ASSIGNMENT -
Filter the data for lines with the word "name" and copy those lines.

RECORDS FOR THE TASK -
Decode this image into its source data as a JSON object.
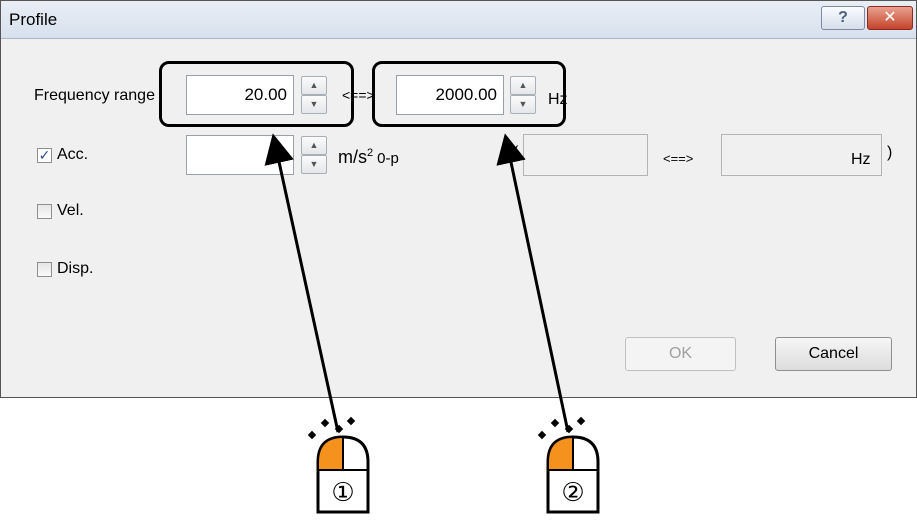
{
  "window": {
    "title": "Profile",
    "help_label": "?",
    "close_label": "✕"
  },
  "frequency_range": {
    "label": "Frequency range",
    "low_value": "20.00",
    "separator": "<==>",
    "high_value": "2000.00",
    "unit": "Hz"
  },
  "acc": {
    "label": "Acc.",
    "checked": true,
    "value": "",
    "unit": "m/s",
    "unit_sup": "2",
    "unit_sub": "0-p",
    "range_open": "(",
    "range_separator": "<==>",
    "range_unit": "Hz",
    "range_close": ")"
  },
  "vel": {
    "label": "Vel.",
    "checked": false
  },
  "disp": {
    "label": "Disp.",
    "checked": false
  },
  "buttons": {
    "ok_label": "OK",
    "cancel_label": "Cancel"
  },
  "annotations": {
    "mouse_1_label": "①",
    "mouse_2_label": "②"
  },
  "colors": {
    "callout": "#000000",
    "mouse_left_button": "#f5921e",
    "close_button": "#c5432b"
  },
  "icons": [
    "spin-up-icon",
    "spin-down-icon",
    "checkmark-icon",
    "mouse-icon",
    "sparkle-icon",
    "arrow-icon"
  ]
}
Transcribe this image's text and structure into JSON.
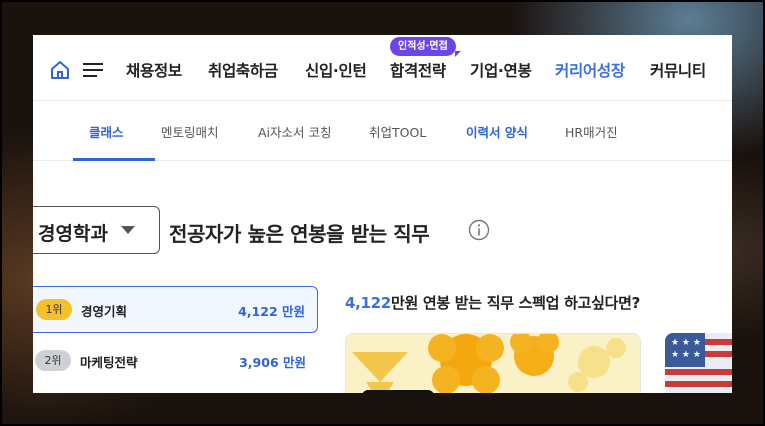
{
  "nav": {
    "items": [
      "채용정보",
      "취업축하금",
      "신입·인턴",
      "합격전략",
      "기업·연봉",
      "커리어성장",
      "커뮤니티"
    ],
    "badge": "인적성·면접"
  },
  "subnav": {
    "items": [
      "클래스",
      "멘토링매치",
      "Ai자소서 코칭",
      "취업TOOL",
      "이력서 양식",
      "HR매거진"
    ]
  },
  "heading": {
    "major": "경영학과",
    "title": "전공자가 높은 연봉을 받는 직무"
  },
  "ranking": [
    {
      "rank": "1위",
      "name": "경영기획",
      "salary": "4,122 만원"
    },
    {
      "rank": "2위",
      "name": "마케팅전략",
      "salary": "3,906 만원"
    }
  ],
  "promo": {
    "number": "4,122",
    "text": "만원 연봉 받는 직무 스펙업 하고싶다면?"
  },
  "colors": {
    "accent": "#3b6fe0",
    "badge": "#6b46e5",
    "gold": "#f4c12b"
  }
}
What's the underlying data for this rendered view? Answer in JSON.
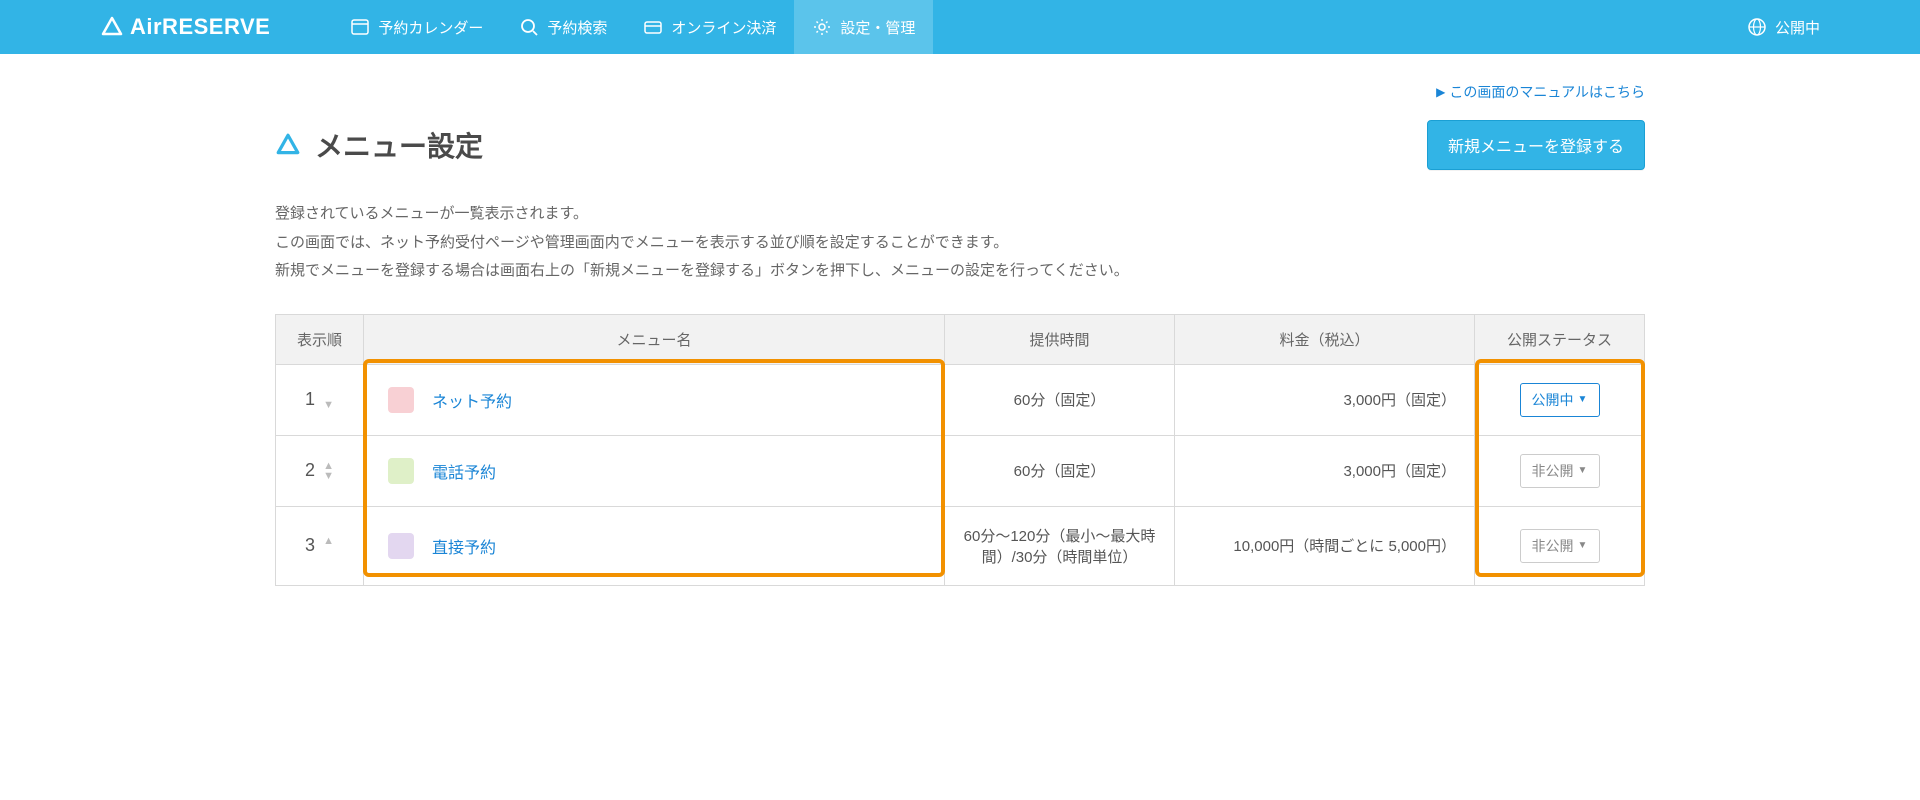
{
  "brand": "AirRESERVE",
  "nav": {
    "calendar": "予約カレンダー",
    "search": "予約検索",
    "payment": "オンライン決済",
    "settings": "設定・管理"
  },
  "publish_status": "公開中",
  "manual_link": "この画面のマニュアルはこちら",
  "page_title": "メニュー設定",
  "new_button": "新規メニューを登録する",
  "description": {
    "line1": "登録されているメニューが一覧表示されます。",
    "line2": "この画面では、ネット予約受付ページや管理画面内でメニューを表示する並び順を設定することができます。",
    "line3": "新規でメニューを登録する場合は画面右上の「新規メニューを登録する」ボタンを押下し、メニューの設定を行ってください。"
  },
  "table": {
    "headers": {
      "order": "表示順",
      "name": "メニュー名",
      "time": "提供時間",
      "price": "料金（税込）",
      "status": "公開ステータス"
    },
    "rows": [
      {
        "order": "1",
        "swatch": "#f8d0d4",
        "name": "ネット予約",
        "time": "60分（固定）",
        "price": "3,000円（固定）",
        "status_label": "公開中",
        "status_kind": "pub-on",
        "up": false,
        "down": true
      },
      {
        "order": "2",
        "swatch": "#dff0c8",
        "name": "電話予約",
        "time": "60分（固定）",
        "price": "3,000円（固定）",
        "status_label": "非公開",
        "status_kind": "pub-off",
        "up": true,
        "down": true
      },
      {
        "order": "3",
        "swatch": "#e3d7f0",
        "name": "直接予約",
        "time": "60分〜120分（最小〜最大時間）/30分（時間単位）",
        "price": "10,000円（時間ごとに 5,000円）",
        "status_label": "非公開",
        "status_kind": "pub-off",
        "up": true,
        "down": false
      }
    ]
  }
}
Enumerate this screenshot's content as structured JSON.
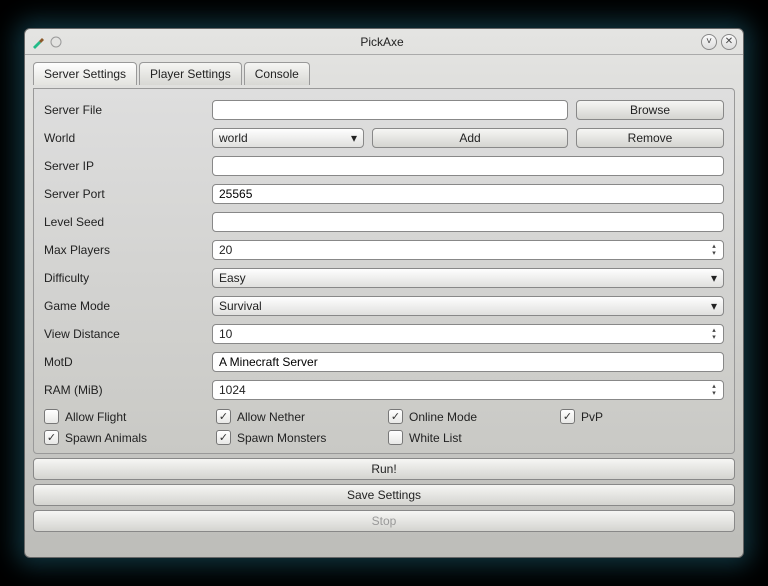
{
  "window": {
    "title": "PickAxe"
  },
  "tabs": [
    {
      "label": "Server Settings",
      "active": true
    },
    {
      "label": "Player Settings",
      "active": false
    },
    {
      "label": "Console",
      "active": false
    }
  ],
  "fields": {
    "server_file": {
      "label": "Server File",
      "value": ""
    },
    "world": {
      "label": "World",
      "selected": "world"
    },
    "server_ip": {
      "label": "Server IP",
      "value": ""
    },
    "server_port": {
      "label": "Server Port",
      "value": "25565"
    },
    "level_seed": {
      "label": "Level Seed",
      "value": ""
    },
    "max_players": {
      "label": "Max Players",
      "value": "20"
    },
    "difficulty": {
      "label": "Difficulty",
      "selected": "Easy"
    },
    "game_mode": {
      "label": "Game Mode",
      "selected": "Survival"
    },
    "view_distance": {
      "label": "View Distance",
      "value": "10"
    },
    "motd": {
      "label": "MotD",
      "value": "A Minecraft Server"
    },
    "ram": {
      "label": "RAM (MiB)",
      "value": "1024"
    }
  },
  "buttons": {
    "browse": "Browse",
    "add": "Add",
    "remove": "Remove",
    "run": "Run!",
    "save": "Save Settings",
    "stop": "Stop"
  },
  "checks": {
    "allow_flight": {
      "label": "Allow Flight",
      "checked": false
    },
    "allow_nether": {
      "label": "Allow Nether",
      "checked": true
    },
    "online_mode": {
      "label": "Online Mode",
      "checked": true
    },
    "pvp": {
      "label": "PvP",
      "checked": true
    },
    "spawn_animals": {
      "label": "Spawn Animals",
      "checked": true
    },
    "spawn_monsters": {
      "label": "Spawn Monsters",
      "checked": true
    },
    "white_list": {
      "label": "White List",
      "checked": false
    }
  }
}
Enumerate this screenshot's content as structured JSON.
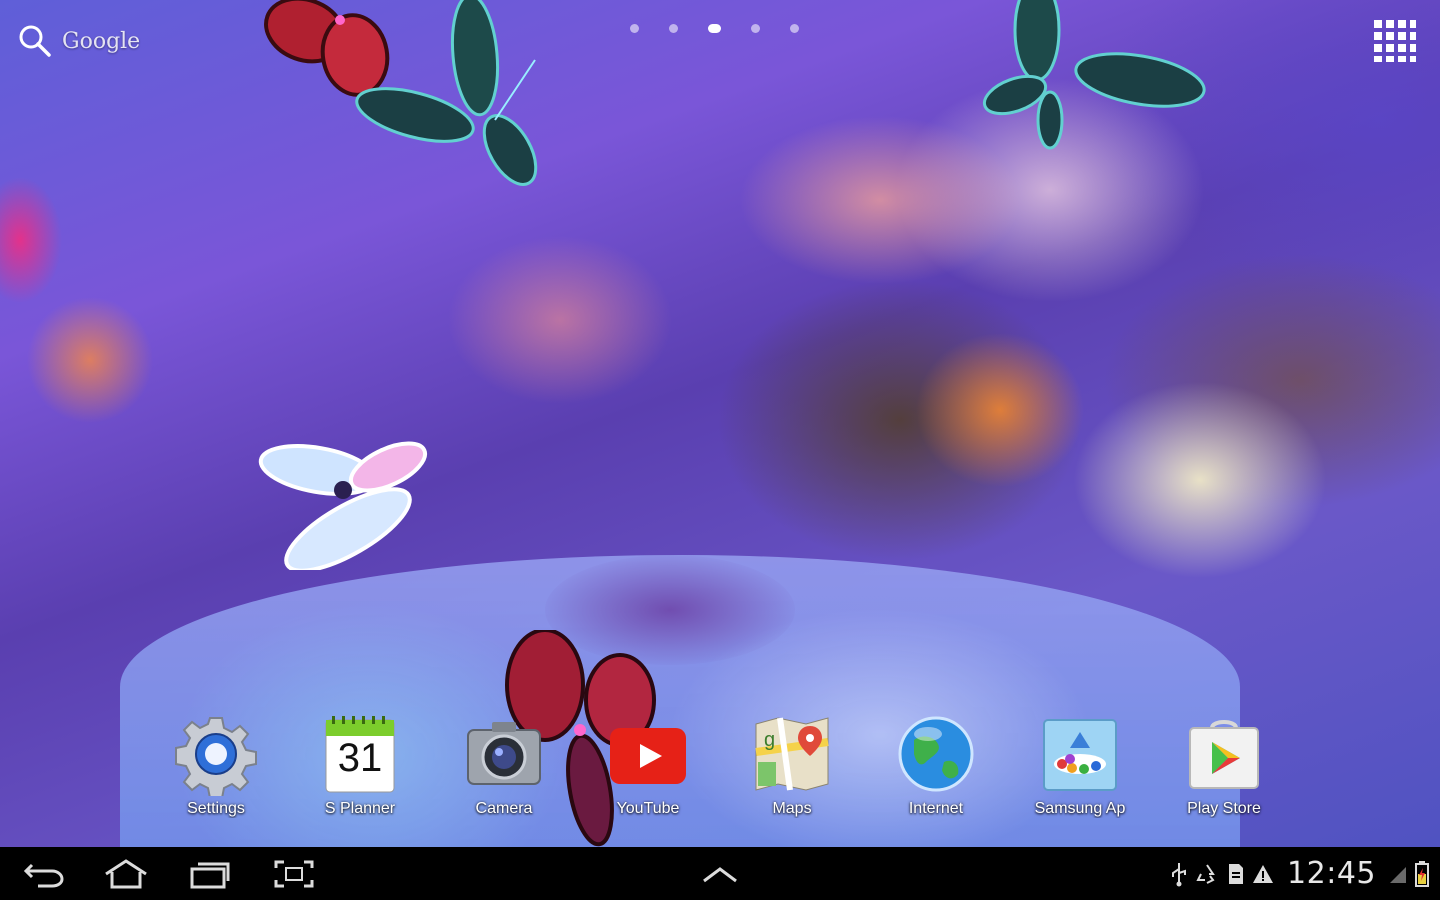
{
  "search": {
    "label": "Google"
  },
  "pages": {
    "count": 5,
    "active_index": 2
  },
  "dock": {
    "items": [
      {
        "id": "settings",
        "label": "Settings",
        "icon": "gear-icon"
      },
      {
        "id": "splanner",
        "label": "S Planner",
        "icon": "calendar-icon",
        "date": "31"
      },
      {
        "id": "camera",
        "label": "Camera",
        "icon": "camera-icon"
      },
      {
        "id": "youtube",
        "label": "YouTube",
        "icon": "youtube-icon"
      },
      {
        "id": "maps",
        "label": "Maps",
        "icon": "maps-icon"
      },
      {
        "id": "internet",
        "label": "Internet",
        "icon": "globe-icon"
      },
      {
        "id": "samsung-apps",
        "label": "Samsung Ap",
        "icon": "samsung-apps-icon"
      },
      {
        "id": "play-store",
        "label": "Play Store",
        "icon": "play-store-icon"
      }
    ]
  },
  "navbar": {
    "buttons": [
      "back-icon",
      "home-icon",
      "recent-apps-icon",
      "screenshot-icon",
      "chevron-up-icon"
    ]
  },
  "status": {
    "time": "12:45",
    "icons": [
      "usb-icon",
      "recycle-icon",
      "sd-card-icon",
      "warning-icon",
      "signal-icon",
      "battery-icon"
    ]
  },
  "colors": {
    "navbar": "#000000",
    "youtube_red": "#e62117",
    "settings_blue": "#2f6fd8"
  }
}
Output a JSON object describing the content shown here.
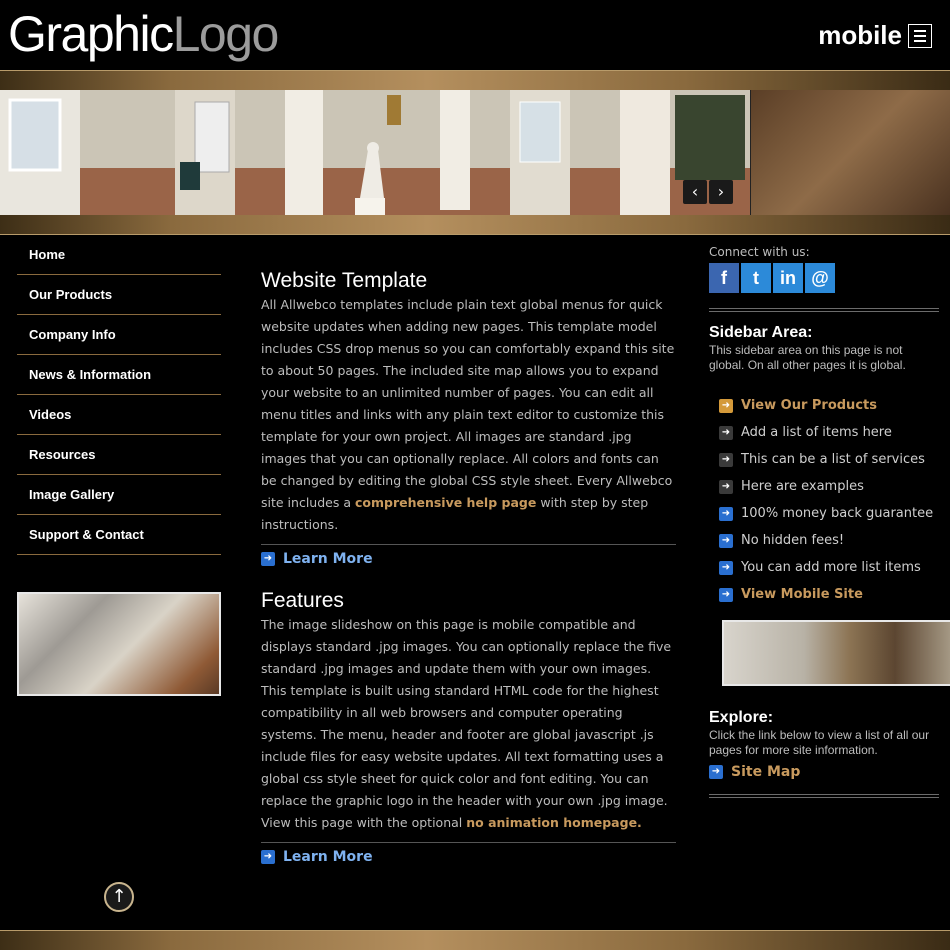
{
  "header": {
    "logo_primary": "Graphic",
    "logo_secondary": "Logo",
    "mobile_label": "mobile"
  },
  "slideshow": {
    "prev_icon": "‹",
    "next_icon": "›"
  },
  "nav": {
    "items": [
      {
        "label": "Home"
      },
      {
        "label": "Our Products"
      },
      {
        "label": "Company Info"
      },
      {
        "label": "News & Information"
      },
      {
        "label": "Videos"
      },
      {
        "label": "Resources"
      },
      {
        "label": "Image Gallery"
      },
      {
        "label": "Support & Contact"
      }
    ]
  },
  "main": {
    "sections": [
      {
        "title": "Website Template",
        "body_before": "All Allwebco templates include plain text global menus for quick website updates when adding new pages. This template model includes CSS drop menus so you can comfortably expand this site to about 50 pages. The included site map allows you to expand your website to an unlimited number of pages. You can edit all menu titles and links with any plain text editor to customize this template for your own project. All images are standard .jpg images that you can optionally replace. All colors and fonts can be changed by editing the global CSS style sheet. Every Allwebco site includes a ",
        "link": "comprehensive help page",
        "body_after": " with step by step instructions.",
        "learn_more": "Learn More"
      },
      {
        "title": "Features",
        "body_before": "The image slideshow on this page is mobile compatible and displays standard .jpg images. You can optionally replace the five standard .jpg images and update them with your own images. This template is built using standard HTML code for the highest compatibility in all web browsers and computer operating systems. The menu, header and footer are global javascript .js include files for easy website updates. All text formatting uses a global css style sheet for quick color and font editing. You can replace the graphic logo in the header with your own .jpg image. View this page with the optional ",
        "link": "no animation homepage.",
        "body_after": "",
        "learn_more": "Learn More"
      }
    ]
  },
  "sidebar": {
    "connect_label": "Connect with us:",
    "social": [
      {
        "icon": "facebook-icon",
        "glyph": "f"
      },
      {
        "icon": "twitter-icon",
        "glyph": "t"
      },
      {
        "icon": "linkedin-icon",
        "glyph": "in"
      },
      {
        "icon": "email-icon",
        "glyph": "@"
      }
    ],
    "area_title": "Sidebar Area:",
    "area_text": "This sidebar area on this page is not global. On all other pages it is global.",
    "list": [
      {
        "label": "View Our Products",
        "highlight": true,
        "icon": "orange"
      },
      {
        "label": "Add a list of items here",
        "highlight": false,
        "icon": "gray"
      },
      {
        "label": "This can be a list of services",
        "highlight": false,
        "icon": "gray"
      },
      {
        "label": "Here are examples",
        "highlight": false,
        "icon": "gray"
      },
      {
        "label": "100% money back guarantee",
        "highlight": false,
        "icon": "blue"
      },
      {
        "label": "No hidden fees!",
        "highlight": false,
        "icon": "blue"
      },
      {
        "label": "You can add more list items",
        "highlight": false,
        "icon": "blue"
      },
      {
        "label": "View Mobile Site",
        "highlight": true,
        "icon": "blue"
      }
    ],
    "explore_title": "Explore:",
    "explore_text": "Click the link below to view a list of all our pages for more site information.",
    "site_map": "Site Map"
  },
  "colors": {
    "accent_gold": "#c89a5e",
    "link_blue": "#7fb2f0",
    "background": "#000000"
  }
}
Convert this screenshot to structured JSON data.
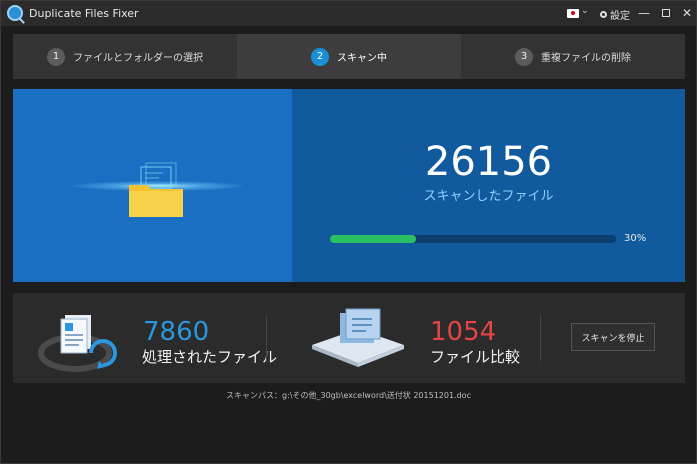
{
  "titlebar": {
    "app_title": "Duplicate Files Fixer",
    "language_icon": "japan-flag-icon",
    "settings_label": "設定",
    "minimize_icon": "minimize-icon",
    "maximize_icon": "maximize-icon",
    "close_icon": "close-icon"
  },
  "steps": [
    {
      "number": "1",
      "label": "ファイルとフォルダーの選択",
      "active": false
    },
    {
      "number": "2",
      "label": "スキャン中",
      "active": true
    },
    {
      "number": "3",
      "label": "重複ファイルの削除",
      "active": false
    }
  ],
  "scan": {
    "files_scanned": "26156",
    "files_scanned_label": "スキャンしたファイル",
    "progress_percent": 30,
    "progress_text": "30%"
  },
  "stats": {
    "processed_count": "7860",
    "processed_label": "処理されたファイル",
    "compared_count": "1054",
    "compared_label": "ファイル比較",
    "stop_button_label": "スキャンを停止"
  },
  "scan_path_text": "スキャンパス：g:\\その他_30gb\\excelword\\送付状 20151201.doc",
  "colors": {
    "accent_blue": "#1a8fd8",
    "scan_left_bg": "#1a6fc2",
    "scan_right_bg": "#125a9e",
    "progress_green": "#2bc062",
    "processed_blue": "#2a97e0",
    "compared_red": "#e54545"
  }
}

YOUR SOLUTION -
      "name": "경영기획",
      "name": "마케팅전략",
      "name": "メニュー名",
        "name": "ネット予約",
        "name": "電話予約",
        "name": "直接予約",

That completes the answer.